→ **HOW TO COMPLETE THIS TASK**
Every line below is to be quoted exactly, with nothing added or dropped.

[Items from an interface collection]
########

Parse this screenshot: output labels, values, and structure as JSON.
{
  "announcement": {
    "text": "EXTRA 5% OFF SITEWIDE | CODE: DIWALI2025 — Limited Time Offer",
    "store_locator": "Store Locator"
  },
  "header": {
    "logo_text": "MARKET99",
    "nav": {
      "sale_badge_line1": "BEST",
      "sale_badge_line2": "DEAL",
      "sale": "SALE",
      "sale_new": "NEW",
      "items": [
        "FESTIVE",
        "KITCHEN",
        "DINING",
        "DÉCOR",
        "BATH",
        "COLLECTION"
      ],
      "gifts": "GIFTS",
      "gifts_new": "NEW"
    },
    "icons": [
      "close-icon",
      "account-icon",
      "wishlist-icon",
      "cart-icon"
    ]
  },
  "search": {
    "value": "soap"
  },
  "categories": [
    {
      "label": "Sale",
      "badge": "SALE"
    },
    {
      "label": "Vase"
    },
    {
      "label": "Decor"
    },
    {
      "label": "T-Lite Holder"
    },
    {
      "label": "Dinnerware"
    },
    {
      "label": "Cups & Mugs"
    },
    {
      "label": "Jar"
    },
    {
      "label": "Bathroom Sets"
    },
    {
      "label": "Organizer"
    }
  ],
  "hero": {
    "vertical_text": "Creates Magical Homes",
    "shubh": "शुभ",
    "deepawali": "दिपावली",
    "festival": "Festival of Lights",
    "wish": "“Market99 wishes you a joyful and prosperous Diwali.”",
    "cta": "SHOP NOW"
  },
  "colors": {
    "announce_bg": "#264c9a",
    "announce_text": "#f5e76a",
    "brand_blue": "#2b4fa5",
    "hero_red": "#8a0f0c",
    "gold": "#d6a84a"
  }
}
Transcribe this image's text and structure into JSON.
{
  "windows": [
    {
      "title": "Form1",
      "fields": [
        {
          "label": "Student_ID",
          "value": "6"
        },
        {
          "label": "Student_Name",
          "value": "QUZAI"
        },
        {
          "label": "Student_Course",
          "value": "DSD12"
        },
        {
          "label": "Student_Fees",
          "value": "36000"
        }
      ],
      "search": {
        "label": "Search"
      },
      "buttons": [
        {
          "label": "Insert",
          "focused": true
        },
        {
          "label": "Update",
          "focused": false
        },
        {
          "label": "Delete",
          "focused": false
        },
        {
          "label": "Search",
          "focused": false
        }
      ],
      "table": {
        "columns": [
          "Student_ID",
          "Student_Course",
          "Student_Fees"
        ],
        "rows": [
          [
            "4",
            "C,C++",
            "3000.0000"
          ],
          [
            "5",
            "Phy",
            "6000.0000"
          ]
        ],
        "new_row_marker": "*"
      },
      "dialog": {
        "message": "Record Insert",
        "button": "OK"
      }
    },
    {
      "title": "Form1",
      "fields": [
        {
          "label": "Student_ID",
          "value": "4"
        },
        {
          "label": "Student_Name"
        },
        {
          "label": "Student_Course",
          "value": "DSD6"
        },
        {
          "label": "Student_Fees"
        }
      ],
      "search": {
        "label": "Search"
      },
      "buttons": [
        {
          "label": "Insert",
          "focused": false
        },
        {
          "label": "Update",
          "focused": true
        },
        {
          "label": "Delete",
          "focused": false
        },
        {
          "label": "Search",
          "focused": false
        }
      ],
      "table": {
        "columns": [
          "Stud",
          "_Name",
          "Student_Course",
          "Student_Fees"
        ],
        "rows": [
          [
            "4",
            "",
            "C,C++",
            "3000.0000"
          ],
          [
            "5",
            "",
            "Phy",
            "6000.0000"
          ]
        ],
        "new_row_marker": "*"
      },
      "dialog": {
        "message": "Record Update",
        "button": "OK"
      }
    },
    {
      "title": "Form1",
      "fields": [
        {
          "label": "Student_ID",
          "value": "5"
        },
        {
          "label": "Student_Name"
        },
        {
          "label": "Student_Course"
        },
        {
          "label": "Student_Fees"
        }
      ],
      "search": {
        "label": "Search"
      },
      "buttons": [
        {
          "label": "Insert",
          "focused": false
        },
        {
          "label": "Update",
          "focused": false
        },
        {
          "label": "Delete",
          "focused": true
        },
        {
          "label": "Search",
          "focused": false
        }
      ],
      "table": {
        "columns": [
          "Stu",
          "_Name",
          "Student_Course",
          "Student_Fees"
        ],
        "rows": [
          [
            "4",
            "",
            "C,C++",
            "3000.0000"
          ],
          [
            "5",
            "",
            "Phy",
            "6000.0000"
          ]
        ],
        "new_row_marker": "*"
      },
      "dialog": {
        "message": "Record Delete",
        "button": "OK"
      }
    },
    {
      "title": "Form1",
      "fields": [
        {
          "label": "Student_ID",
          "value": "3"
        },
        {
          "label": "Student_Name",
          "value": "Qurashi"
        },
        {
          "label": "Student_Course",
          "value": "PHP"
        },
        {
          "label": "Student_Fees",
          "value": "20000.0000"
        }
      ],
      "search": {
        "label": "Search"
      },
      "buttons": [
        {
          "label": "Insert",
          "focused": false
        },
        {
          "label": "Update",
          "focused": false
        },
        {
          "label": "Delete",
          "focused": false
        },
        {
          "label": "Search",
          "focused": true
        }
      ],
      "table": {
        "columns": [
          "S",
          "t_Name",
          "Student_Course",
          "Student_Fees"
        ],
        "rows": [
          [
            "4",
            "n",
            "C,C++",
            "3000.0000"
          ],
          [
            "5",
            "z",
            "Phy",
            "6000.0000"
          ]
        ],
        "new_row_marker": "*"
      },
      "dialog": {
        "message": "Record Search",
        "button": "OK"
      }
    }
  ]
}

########

→ **EXPECTED ANSWER**
Parse this screenshot: output labels, values, and structure as JSON.
{
  "announcement": {
    "text": "EXTRA 5% OFF SITEWIDE | CODE: DIWALI2025 — Limited Time Offer",
    "store_locator": "Store Locator"
  },
  "header": {
    "logo_text": "MARKET99",
    "nav": {
      "sale_badge_line1": "BEST",
      "sale_badge_line2": "DEAL",
      "sale": "SALE",
      "sale_new": "NEW",
      "items": [
        "FESTIVE",
        "KITCHEN",
        "DINING",
        "DÉCOR",
        "BATH",
        "COLLECTION"
      ],
      "gifts": "GIFTS",
      "gifts_new": "NEW"
    },
    "icons": [
      "close-icon",
      "account-icon",
      "wishlist-icon",
      "cart-icon"
    ]
  },
  "search": {
    "value": "soap"
  },
  "categories": [
    {
      "label": "Sale",
      "badge": "SALE"
    },
    {
      "label": "Vase"
    },
    {
      "label": "Decor"
    },
    {
      "label": "T-Lite Holder"
    },
    {
      "label": "Dinnerware"
    },
    {
      "label": "Cups & Mugs"
    },
    {
      "label": "Jar"
    },
    {
      "label": "Bathroom Sets"
    },
    {
      "label": "Organizer"
    }
  ],
  "hero": {
    "vertical_text": "Creates Magical Homes",
    "shubh": "शुभ",
    "deepawali": "दिपावली",
    "festival": "Festival of Lights",
    "wish": "“Market99 wishes you a joyful and prosperous Diwali.”",
    "cta": "SHOP NOW"
  },
  "colors": {
    "announce_bg": "#264c9a",
    "announce_text": "#f5e76a",
    "brand_blue": "#2b4fa5",
    "hero_red": "#8a0f0c",
    "gold": "#d6a84a"
  }
}
Transcribe this image's text and structure into JSON.
{
  "windows": [
    {
      "title": "Form1",
      "fields": [
        {
          "label": "Student_ID",
          "value": "6"
        },
        {
          "label": "Student_Name",
          "value": "QUZAI"
        },
        {
          "label": "Student_Course",
          "value": "DSD12"
        },
        {
          "label": "Student_Fees",
          "value": "36000"
        }
      ],
      "search": {
        "label": "Search"
      },
      "buttons": [
        {
          "label": "Insert",
          "focused": true
        },
        {
          "label": "Update",
          "focused": false
        },
        {
          "label": "Delete",
          "focused": false
        },
        {
          "label": "Search",
          "focused": false
        }
      ],
      "table": {
        "columns": [
          "Student_ID",
          "Student_Course",
          "Student_Fees"
        ],
        "rows": [
          [
            "4",
            "C,C++",
            "3000.0000"
          ],
          [
            "5",
            "Phy",
            "6000.0000"
          ]
        ],
        "new_row_marker": "*"
      },
      "dialog": {
        "message": "Record Insert",
        "button": "OK"
      }
    },
    {
      "title": "Form1",
      "fields": [
        {
          "label": "Student_ID",
          "value": "4"
        },
        {
          "label": "Student_Name"
        },
        {
          "label": "Student_Course",
          "value": "DSD6"
        },
        {
          "label": "Student_Fees"
        }
      ],
      "search": {
        "label": "Search"
      },
      "buttons": [
        {
          "label": "Insert",
          "focused": false
        },
        {
          "label": "Update",
          "focused": true
        },
        {
          "label": "Delete",
          "focused": false
        },
        {
          "label": "Search",
          "focused": false
        }
      ],
      "table": {
        "columns": [
          "Stud",
          "_Name",
          "Student_Course",
          "Student_Fees"
        ],
        "rows": [
          [
            "4",
            "",
            "C,C++",
            "3000.0000"
          ],
          [
            "5",
            "",
            "Phy",
            "6000.0000"
          ]
        ],
        "new_row_marker": "*"
      },
      "dialog": {
        "message": "Record Update",
        "button": "OK"
      }
    },
    {
      "title": "Form1",
      "fields": [
        {
          "label": "Student_ID",
          "value": "5"
        },
        {
          "label": "Student_Name"
        },
        {
          "label": "Student_Course"
        },
        {
          "label": "Student_Fees"
        }
      ],
      "search": {
        "label": "Search"
      },
      "buttons": [
        {
          "label": "Insert",
          "focused": false
        },
        {
          "label": "Update",
          "focused": false
        },
        {
          "label": "Delete",
          "focused": true
        },
        {
          "label": "Search",
          "focused": false
        }
      ],
      "table": {
        "columns": [
          "Stu",
          "_Name",
          "Student_Course",
          "Student_Fees"
        ],
        "rows": [
          [
            "4",
            "",
            "C,C++",
            "3000.0000"
          ],
          [
            "5",
            "",
            "Phy",
            "6000.0000"
          ]
        ],
        "new_row_marker": "*"
      },
      "dialog": {
        "message": "Record Delete",
        "button": "OK"
      }
    },
    {
      "title": "Form1",
      "fields": [
        {
          "label": "Student_ID",
          "value": "3"
        },
        {
          "label": "Student_Name",
          "value": "Qurashi"
        },
        {
          "label": "Student_Course",
          "value": "PHP"
        },
        {
          "label": "Student_Fees",
          "value": "20000.0000"
        }
      ],
      "search": {
        "label": "Search"
      },
      "buttons": [
        {
          "label": "Insert",
          "focused": false
        },
        {
          "label": "Update",
          "focused": false
        },
        {
          "label": "Delete",
          "focused": false
        },
        {
          "label": "Search",
          "focused": true
        }
      ],
      "table": {
        "columns": [
          "S",
          "t_Name",
          "Student_Course",
          "Student_Fees"
        ],
        "rows": [
          [
            "4",
            "n",
            "C,C++",
            "3000.0000"
          ],
          [
            "5",
            "z",
            "Phy",
            "6000.0000"
          ]
        ],
        "new_row_marker": "*"
      },
      "dialog": {
        "message": "Record Search",
        "button": "OK"
      }
    }
  ]
}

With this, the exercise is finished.